More pieces of that metaphoric puzzle have been placed in the two decades since then, though the initial contact rush has come up against diminishing returns – a minute (if even) of thrill followed by a deep sigh and another hunk of ephemera to toss into storage and never think about again. There were other ways of remembering, more constructive ones which involved reconciling the messiness of my past with a more mature understanding of what it meant to me and how it has shaped me, for good and ill. They didn’t require dropping cash and filling up valuable space, either, and so my purchases grew fewer, further between, and more selective.
I still kept a short list of significant and representative items to pursue when my finances and opportunity permitted, and I used it as a reference when a little windfall came my way recently. After agreeing not to go too wild, Maura and I decided to indulge a little and chase a few deferred retail therapy dreams. I hit up the eBay and scored some personally significant old Hot Wheels cars (including the military-themed ones from the mid-Seventies), a small model of Argo from Star Blazers, a couple of records, and twenty-piece lot of M.U.S.C.L.E. figures.
The M.U.S.C.L.E. guys hadn’t actually made it onto my list, but turned up during a search for some other desired artifact of my youth. That didn’t stop me from pulling the “buy it now” trigger as soon as I saw them.
M.U.S.C.L.E. — Mattel’s localization of the Japanese “Kinkeshi” line of manga-inspired toys — was a big thing among my circle of North Woburn pals. The little plastic wrestler figures were cheap, visually interesting, and were ideal collecting-trading material for kids who’d grown out of action figures but were too nerdy to get into sports cards.
I didn’t give a shit about rassling and knew nothing about the Kinnikuman source material, but I was fascinated by the line’s high concept insanity and affordability. After a good deal of wheeling and dealing, I accumulated a set of “essential” cool-to-me figures which I kept inside a metal Land O’ Lakes recipe box on my dresser. Instead of wrestlers, I envisioned them as superheroes and villains, broke them up into teams, and gave them their own badass codenames like “Armor X” and “Jakk Manic.”
This was during the height of my comics-creating hoop dreams and the characters served as the foundation for an entire shared-universe setting. It was my personal variant of the “adolescent fanfic phase,” and I adorned my wall with sketches and rosters of the various characters. I did have enough anxiety of influence to file the serial numbers off the source material by making the kind of minor cosmetic alterations media-damaged fanboys confuse for originality. A few of these creations would eventually get incorporated into my earliest Champions RPG adventures.
I managed to hold onto the tin of M.U.S.C.L.E. figures right up until my mother’s death, at which point it went missing during the move to my grandmother’s place.

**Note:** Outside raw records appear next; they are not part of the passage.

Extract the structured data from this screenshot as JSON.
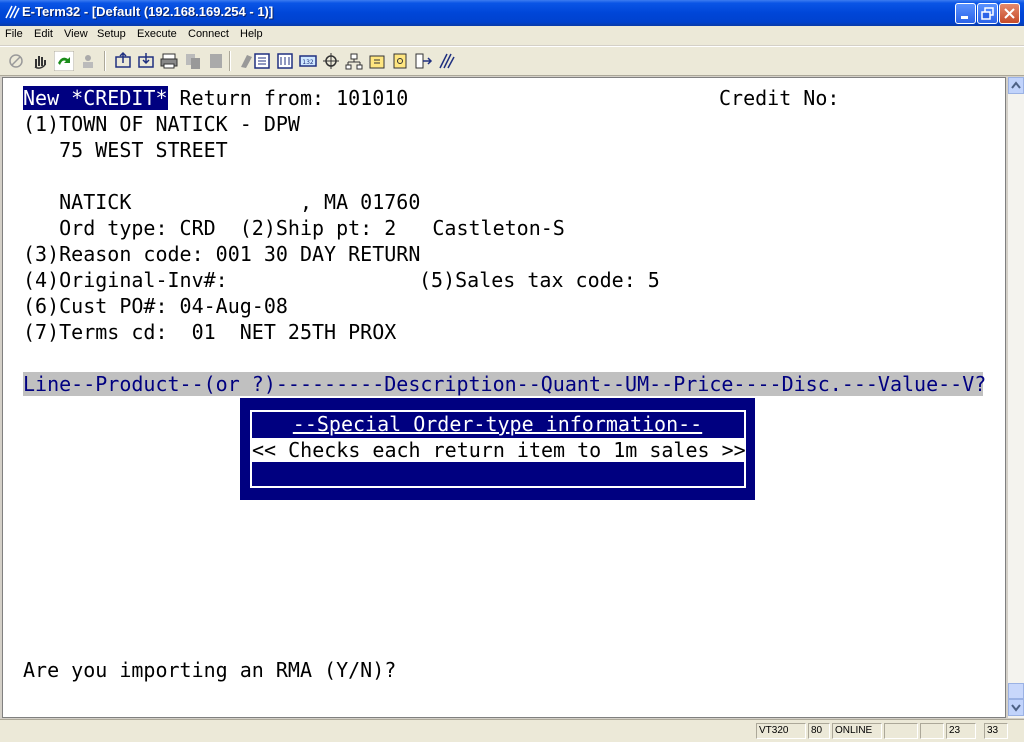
{
  "window": {
    "title": "E-Term32 - [Default (192.168.169.254 - 1)]",
    "minimize_label": "_",
    "maximize_label": "❐",
    "close_label": "✕"
  },
  "menu": {
    "file": "File",
    "edit": "Edit",
    "view": "View",
    "setup": "Setup",
    "execute": "Execute",
    "connect": "Connect",
    "help": "Help"
  },
  "screen": {
    "line1_highlight": "New *CREDIT*",
    "line1_rest": " Return from: 101010",
    "credit_no_label": "Credit No:",
    "line2": "(1)TOWN OF NATICK - DPW",
    "line3": "   75 WEST STREET",
    "line5": "   NATICK              , MA 01760",
    "line6": "   Ord type: CRD  (2)Ship pt: 2   Castleton-S",
    "line7": "(3)Reason code: 001 30 DAY RETURN",
    "line8_left": "(4)Original-Inv#:",
    "line8_right": "(5)Sales tax code: 5",
    "line9": "(6)Cust PO#: 04-Aug-08",
    "line10": "(7)Terms cd:  01  NET 25TH PROX",
    "column_header": "Line--Product--(or ?)---------Description--Quant--UM--Price----Disc.---Value--V?",
    "prompt": "Are you importing an RMA (Y/N)?"
  },
  "popup": {
    "title": "--Special Order-type information--",
    "message": "<< Checks each return item to 1m sales >>"
  },
  "status": {
    "terminal_type": "VT320",
    "columns": "80",
    "connection": "ONLINE",
    "blank1": "",
    "blank2": "",
    "row": "23",
    "col": "33"
  },
  "colors": {
    "highlight_bg": "#000080",
    "header_bg": "#c0c0c0",
    "popup_bg": "#000080"
  }
}
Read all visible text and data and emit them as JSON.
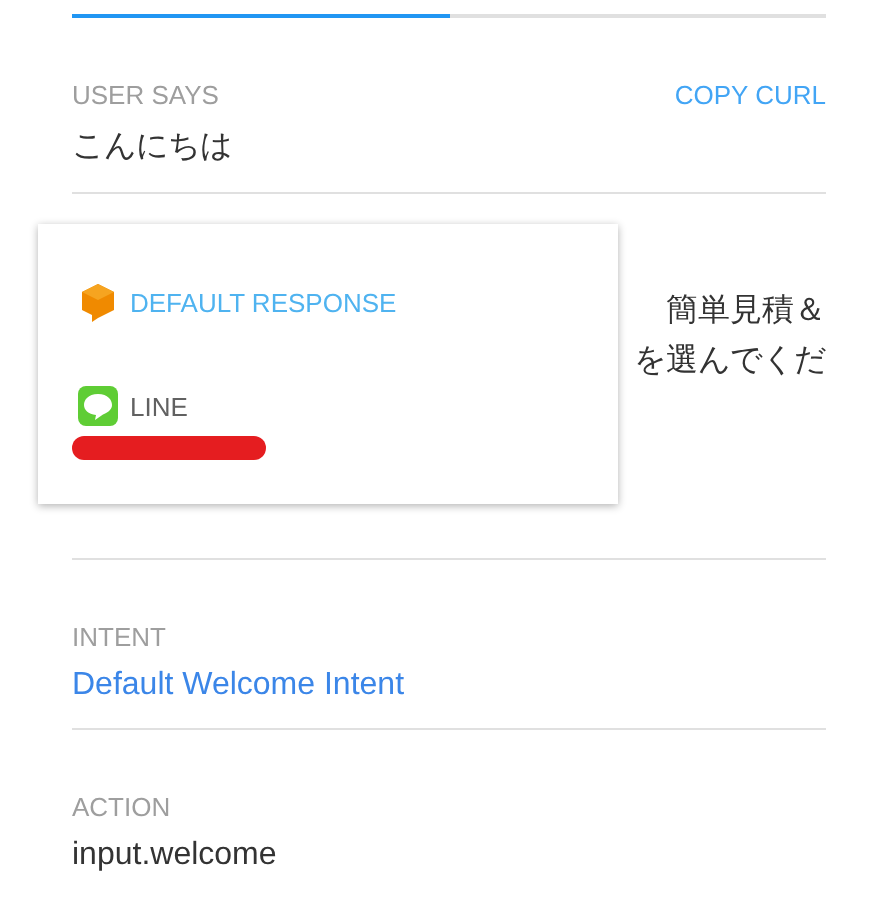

Memories of it would occasionally resurface, and I did spring for a later-series blister of the figures I found at a local job lots place in the mid-Nineties. Yet there wasn’t anything especially urgent or poignant about the recollections. It was just part of a long list of “yeah, I had some of those” that would come up during typical Gen X’er conversations.
I sprung for the bulk lot because it was cheap, included a half-dozen of my old favorites, and wouldn’t take up a ton of space. The restorative impulse was there, but weak compared to, say, the G1 dinobot brotosaurus figure or a SSP Smash Up Derby car.
When the package arrived the other night, I opened it up and dumped the contents onto the coffee table. As soon as I picked up one of the figures, it hit me in a rush — the codenames, the backstories, the way the rubbery plastic felt and smelled, and the one figure (the Leopard Tank dude in the photo) I used to cart around with me in the pocket of my army surplus jacket and draw sketches of in study hall. It all came back to me, clean and clear like 1986 was yesterday. It didn’t spur any collector-completist impulse, but I did spring for a couple of other favorite M.U.S.C.L.E. figures from back in the day.
I also asked Maura to keep an eye out for metal recipe boxes during her estate sale runs. The proper protocols must be observed, after all.